There are many reasons why people lie. One of them is that it just works — because most people are terrible at detecting deceptive statements. Of course, there are certain techniques that can help turn the tables, which professionals in law enforcement, for instance, routinely use. However, that doesn’t mean you need to buy a polygraph or graduate special FBI training in order to become better at spotting lies.
In recent years, research has highlighted the role of the cognitive approach when it comes to lie detection, offering tools that are accessible to virtually anyone.
This ‘cognitive approach’ refers to active interviewing tactics that are designed to single out deceptive behavior. This approach builds on the idea that lying is much more cognitively demanding than telling the truth since you always have to keep tabs on your lies so you don’t get entangled in them.
A pair of psychologists at the University of Gothenburg in Sweden reviewed 23 previously conducted studies on the subject — known as a meta-analysis — which together summed nearly 3,000 participants.
They found that the cognitive approach to lie detection had an average accuracy rate of only 52% in naïve observers, which is a little better than chance. However, informed observers (those who were informed about which deception cues to focus on) had an average accuracy of nearly 75%.
“The central tenet of the cognitive approach is to ask questions that make a liar’s already demanding task even more demanding. Ideally, these questions should have minimal impact on a truth teller’s ability to provide a statement. It is argued that this differential increase in difficulty for liars will increase verbal differences between true and false statements, compared to standard interviewing methods,” wrote the researchers in the journal Applied Cognitive Psychology.

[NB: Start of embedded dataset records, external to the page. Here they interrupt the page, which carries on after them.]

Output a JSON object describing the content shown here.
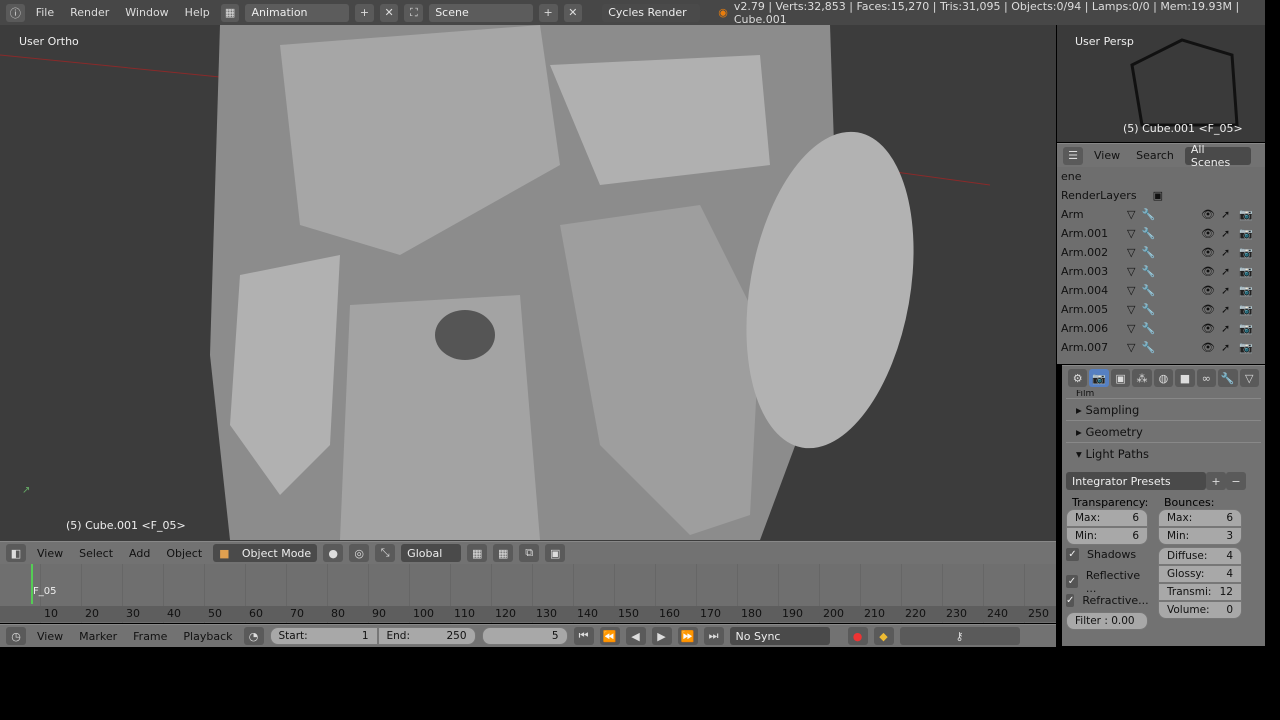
{
  "topbar": {
    "menus": [
      "File",
      "Render",
      "Window",
      "Help"
    ],
    "layout": "Animation",
    "scene": "Scene",
    "engine": "Cycles Render",
    "stats": "v2.79 | Verts:32,853 | Faces:15,270 | Tris:31,095 | Objects:0/94 | Lamps:0/0 | Mem:19.93M | Cube.001"
  },
  "viewport": {
    "view_label": "User Ortho",
    "object_label": "(5) Cube.001 <F_05>"
  },
  "view3d_header": {
    "menus": [
      "View",
      "Select",
      "Add",
      "Object"
    ],
    "mode": "Object Mode",
    "orientation": "Global"
  },
  "mini_viewport": {
    "view_label": "User Persp",
    "object_label": "(5) Cube.001 <F_05>"
  },
  "outliner": {
    "menus": [
      "View",
      "Search"
    ],
    "filter": "All Scenes",
    "scene_row": "ene",
    "renderlayers": "RenderLayers",
    "items": [
      "Arm",
      "Arm.001",
      "Arm.002",
      "Arm.003",
      "Arm.004",
      "Arm.005",
      "Arm.006",
      "Arm.007"
    ]
  },
  "properties": {
    "partial_panel": "Film",
    "panels": [
      "Sampling",
      "Geometry",
      "Light Paths"
    ],
    "integrator_presets": "Integrator Presets",
    "transparency_label": "Transparency:",
    "bounces_label": "Bounces:",
    "transparency": [
      {
        "label": "Max:",
        "value": "6"
      },
      {
        "label": "Min:",
        "value": "6"
      }
    ],
    "bounces": [
      {
        "label": "Max:",
        "value": "6"
      },
      {
        "label": "Min:",
        "value": "3"
      }
    ],
    "bounce_types": [
      {
        "label": "Diffuse:",
        "value": "4"
      },
      {
        "label": "Glossy:",
        "value": "4"
      },
      {
        "label": "Transmi:",
        "value": "12"
      },
      {
        "label": "Volume:",
        "value": "0"
      }
    ],
    "checks": [
      "Shadows",
      "Reflective ...",
      "Refractive..."
    ],
    "filter": "Filter : 0.00"
  },
  "timeline": {
    "marker": "F_05",
    "ticks": [
      "10",
      "20",
      "30",
      "40",
      "50",
      "60",
      "70",
      "80",
      "90",
      "100",
      "110",
      "120",
      "130",
      "140",
      "150",
      "160",
      "170",
      "180",
      "190",
      "200",
      "210",
      "220",
      "230",
      "240",
      "250"
    ],
    "menus": [
      "View",
      "Marker",
      "Frame",
      "Playback"
    ],
    "start_label": "Start:",
    "start": "1",
    "end_label": "End:",
    "end": "250",
    "current": "5",
    "sync": "No Sync"
  }
}
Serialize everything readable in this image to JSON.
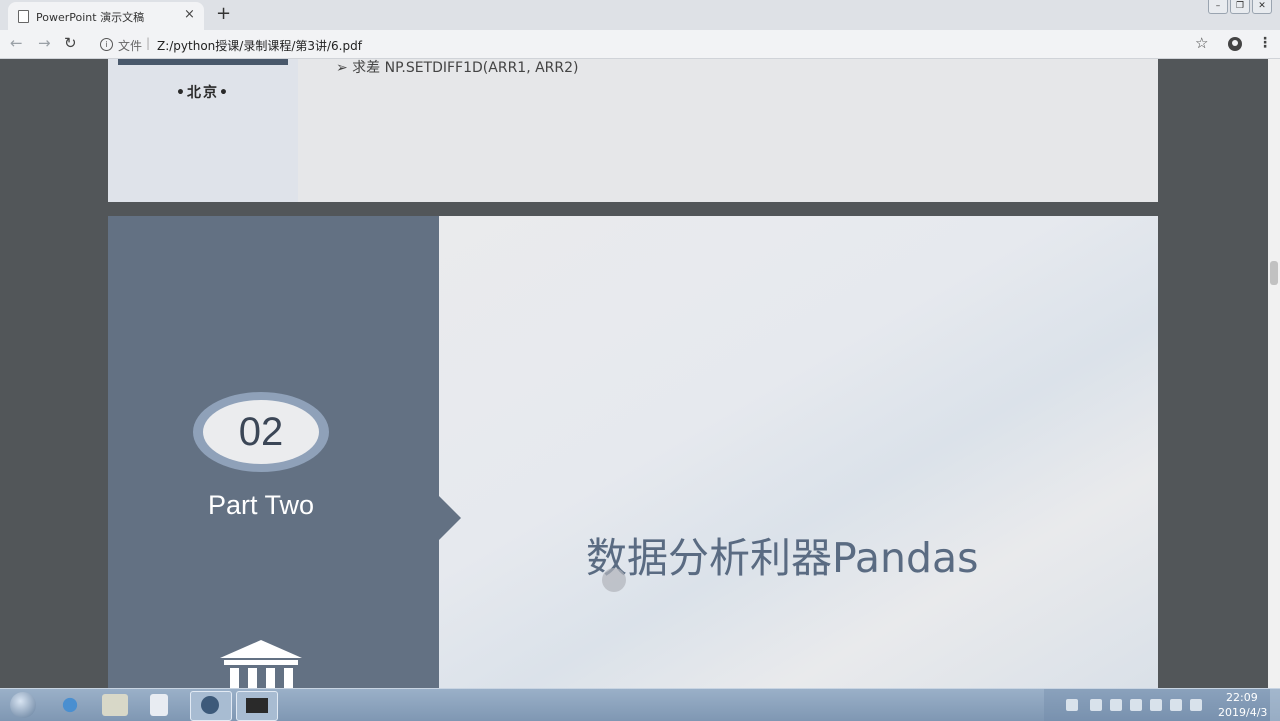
{
  "browser": {
    "tab_title": "PowerPoint 演示文稿",
    "tab_close": "×",
    "new_tab": "+",
    "address_label": "文件",
    "address_sep": "|",
    "url": "Z:/python授课/录制课程/第3讲/6.pdf",
    "window_buttons": [
      "–",
      "❐",
      "✕"
    ]
  },
  "page1": {
    "city": "•北京•",
    "bullet_line": "➢  求差  NP.SETDIFF1D(ARR1, ARR2)"
  },
  "page2": {
    "number": "02",
    "part_label": "Part Two",
    "title": "数据分析利器Pandas"
  },
  "taskbar": {
    "time": "22:09",
    "date": "2019/4/3"
  },
  "colors": {
    "slide_sidebar": "#637183",
    "slide_title": "#5a6b82",
    "taskbar": "#8aa2bd"
  }
}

The researchers go on to mention three interviewing techniques classed under the cognitive approach to deception that anyone can use.
1. Imposing cognitive load
This technique involves introducing external stimuli that make it more challenging to allocate cognitive energy required to maintain a lie.
Some of the things you can try are asking the interviewee to provide their statement in reverse order or to maintain eye contact at all times. Another nifty trick is asking the interviewee to perform a secondary task that takes up mental energy while providing a statement. Something as simple as washing the dishes while talking can be enough to put a liar on the wrong foot.
“Tasks designed to increase cognitive load will impair liars’ ability to provide a statement more so than that of truth-tellers. This is because lying is already a more demanding task,” the researchers wrote.
2. Encouraging the interviewee to say more
Inspired by memory-enhancing methods developed within eyewitness research, some studies suggest that encouraging the interviewee to do more talking can enhance deception detection. The more details a liar offers, the greater the odds of making a contradiction that can signal deception.
“It is argued that truth-tellers will be able to provide more information when encouraged to do so, since their statements will be based on real memories of an event. In contrast, liars are expected to find this task difficult, as they will be required to fabricate more detailed information on‐the‐spot,” the researchers in Sweden wrote.
3. Asking unanticipated questions
Liars are good at anticipating questions meant to check the veracity of their statements and will prepare fabricated details to support their deception. According to previous research, prepared lies are much harder to distinguish from the truth than unprepared lies.
So the idea is to catch a liar off guard by asking questions they haven’t anticipated, but which a person telling the truth will have no difficulty answering on the spot.
“It is argued that for unanticipated questions truth-tellers should provide more information and more consistent answers, in group and repeated interviewing situations, compared to liars,” the researchers wrote.
The authors of the meta-review mention that the cognitive approach seems to be effective as long as observers are trained on which cues to focus. ” Although numerous questions persist, this result suggests potentially promising paths forward for this innovative area of deception research,” they added.